Luckily she had no serious bleeding in her brain and no broken bones, but she did have a concussion, her ankles were incredibly swollen and injured, 20 stitches had to be placed in her face, and she developed a giant black eye. But Carol said the worst effect of this event was her PTSD (Post-Traumatic Stress Disorder). She was angry, frightened, and confused why this happened to her. She could not understand why she, a law-biding citizen, was attacked for no reason at all. This experience has taught her that sometimes we don’t have as much control over our lives as we think we do. But we can reduce risks by abiding the law and doing the right thing.

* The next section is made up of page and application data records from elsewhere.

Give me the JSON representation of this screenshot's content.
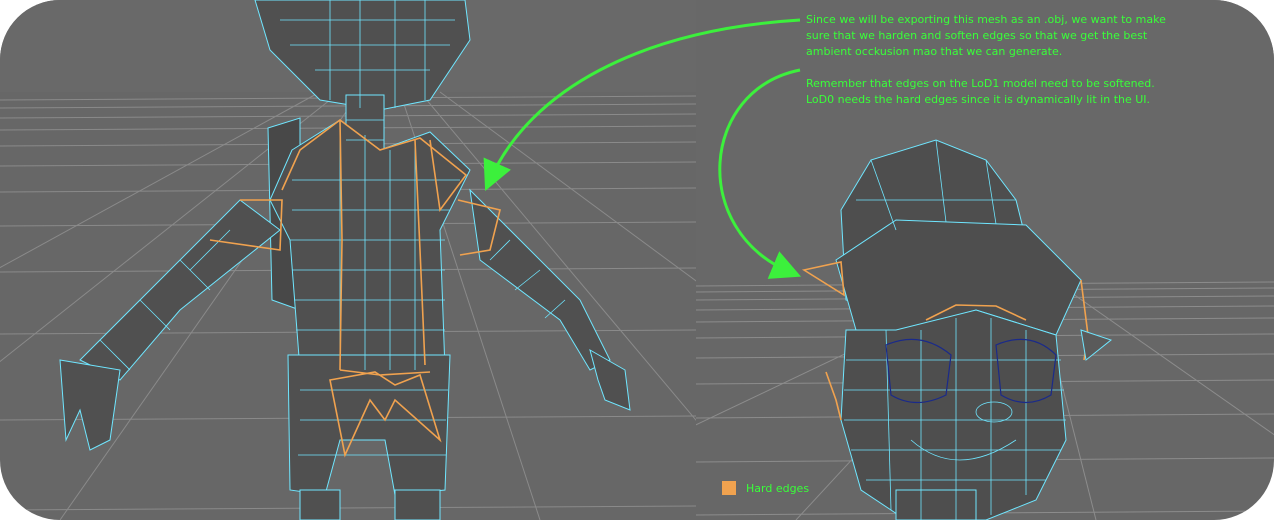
{
  "annotation": {
    "paragraph_1": "Since we will be exporting this mesh as an .obj, we want to make sure that we harden and soften edges so that we get the best ambient occkusion mao that we can generate.",
    "paragraph_2": "Remember that edges on the LoD1 model need to be softened. LoD0 needs the hard edges since it is dynamically lit in the UI."
  },
  "legend": {
    "label": "Hard edges",
    "swatch_color": "#f0a24f"
  },
  "colors": {
    "annotation_text": "#39ff39",
    "arrow": "#3cf03c",
    "wireframe": "#6fe6ff",
    "hard_edge": "#f0a24f",
    "mesh_fill": "#505050",
    "viewport_bg": "#676767"
  }
}
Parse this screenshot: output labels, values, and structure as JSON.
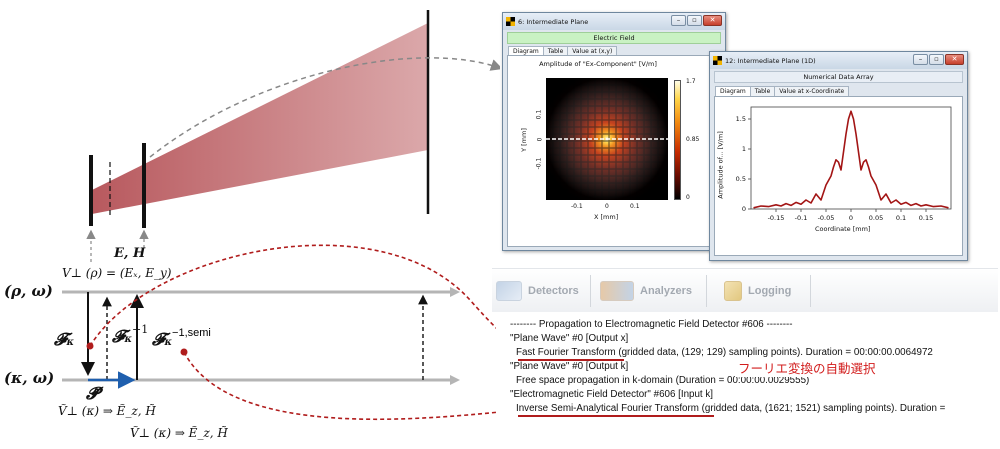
{
  "diagram": {
    "field_label": "E, H",
    "v_perp_rho": "V⊥ (ρ) = (Eₓ, E_y)",
    "rho_omega": "(ρ, ω)",
    "kappa_omega": "(κ, ω)",
    "f_kappa": "𝓕",
    "f_kappa_sub": "κ",
    "f_inv": "𝓕",
    "f_inv_sub": "κ",
    "f_inv_sup": "−1",
    "f_semi": "𝓕",
    "f_semi_sub": "κ",
    "f_semi_sup": "−1,semi",
    "p_tilde": "𝓟̃",
    "v_kappa_1": "Ṽ⊥ (κ) ⇒ Ẽ_z, H̃",
    "v_kappa_2": "Ṽ⊥ (κ) ⇒ Ẽ_z, H̃"
  },
  "window_2d": {
    "title": "6: Intermediate Plane",
    "banner": "Electric Field",
    "tabs": [
      "Diagram",
      "Table",
      "Value at (x,y)"
    ],
    "plot_title": "Amplitude of \"Ex-Component\"  [V/m]",
    "colorbar_ticks": [
      "1.7",
      "0.85",
      "0"
    ],
    "y_ticks": [
      "0.1",
      "0",
      "-0.1"
    ],
    "x_ticks": [
      "-0.1",
      "0",
      "0.1"
    ],
    "x_label": "X [mm]",
    "y_label": "Y [mm]"
  },
  "window_1d": {
    "title": "12: Intermediate Plane (1D)",
    "banner": "Numerical Data Array",
    "tabs": [
      "Diagram",
      "Table",
      "Value at x-Coordinate"
    ],
    "x_label": "Coordinate [mm]",
    "y_label": "Amplitude of... [V/m]"
  },
  "chart_data": {
    "type": "line",
    "xlabel": "Coordinate [mm]",
    "ylabel": "Amplitude of... [V/m]",
    "xlim": [
      -0.2,
      0.2
    ],
    "ylim": [
      0,
      1.7
    ],
    "x_ticks": [
      "-0.15",
      "-0.1",
      "-0.05",
      "0",
      "0.05",
      "0.1",
      "0.15"
    ],
    "y_ticks": [
      "0",
      "0.5",
      "1",
      "1.5"
    ],
    "series": [
      {
        "color": "#a31515",
        "x": [
          -0.195,
          -0.18,
          -0.165,
          -0.15,
          -0.14,
          -0.13,
          -0.12,
          -0.11,
          -0.1,
          -0.09,
          -0.08,
          -0.07,
          -0.06,
          -0.05,
          -0.04,
          -0.035,
          -0.03,
          -0.025,
          -0.02,
          -0.015,
          -0.01,
          -0.005,
          0,
          0.005,
          0.01,
          0.015,
          0.02,
          0.025,
          0.03,
          0.035,
          0.04,
          0.05,
          0.06,
          0.07,
          0.08,
          0.09,
          0.1,
          0.11,
          0.12,
          0.13,
          0.14,
          0.15,
          0.165,
          0.18,
          0.195
        ],
        "y": [
          0.02,
          0.05,
          0.04,
          0.07,
          0.05,
          0.09,
          0.06,
          0.11,
          0.08,
          0.15,
          0.1,
          0.25,
          0.15,
          0.4,
          0.55,
          0.7,
          0.82,
          0.78,
          0.65,
          0.95,
          1.25,
          1.5,
          1.63,
          1.5,
          1.25,
          0.95,
          0.65,
          0.78,
          0.82,
          0.7,
          0.55,
          0.4,
          0.15,
          0.25,
          0.1,
          0.15,
          0.08,
          0.11,
          0.06,
          0.09,
          0.05,
          0.07,
          0.04,
          0.05,
          0.02
        ]
      }
    ]
  },
  "toolbar": {
    "detectors": "Detectors",
    "analyzers": "Analyzers",
    "logging": "Logging"
  },
  "log": {
    "lines": [
      "-------- Propagation to Electromagnetic Field Detector #606 --------",
      "\"Plane Wave\" #0 [Output x]",
      "Fast Fourier Transform (gridded data, (129; 129) sampling points). Duration = 00:00:00.0064972",
      "\"Plane Wave\" #0 [Output k]",
      "  Free space propagation in k-domain (Duration = 00:00:00.0029555)",
      "\"Electromagnetic Field Detector\" #606 [Input k]",
      "Inverse Semi-Analytical Fourier Transform (gridded data, (1621; 1521) sampling points). Duration ="
    ],
    "annotation_jp": "フーリエ変換の自動選択"
  },
  "colors": {
    "beam": "#c97a7e",
    "accent_red": "#b01c1c",
    "arrow_blue": "#1f5fae",
    "axis_gray": "#b5b5b5"
  }
}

I was amazed by Carol’s stories of resilience! From 6 years old to retirement, Carol has learned resilience to keep her going in this life. I told her how great an example she is, and she humbly said that everyone has stories of resilience in their lives. It takes resilience to keep going! To survive! Carol explained that maybe not everyone has such extravagant stories of resilience as she does, but each and every one of us are resilient in our own way. Carol described how there are a lot of quiet heroes at Summit Vista. We each have our own mountains to climb. I learned from Carol that if we take life one step at a time, we can make it to the summit and back!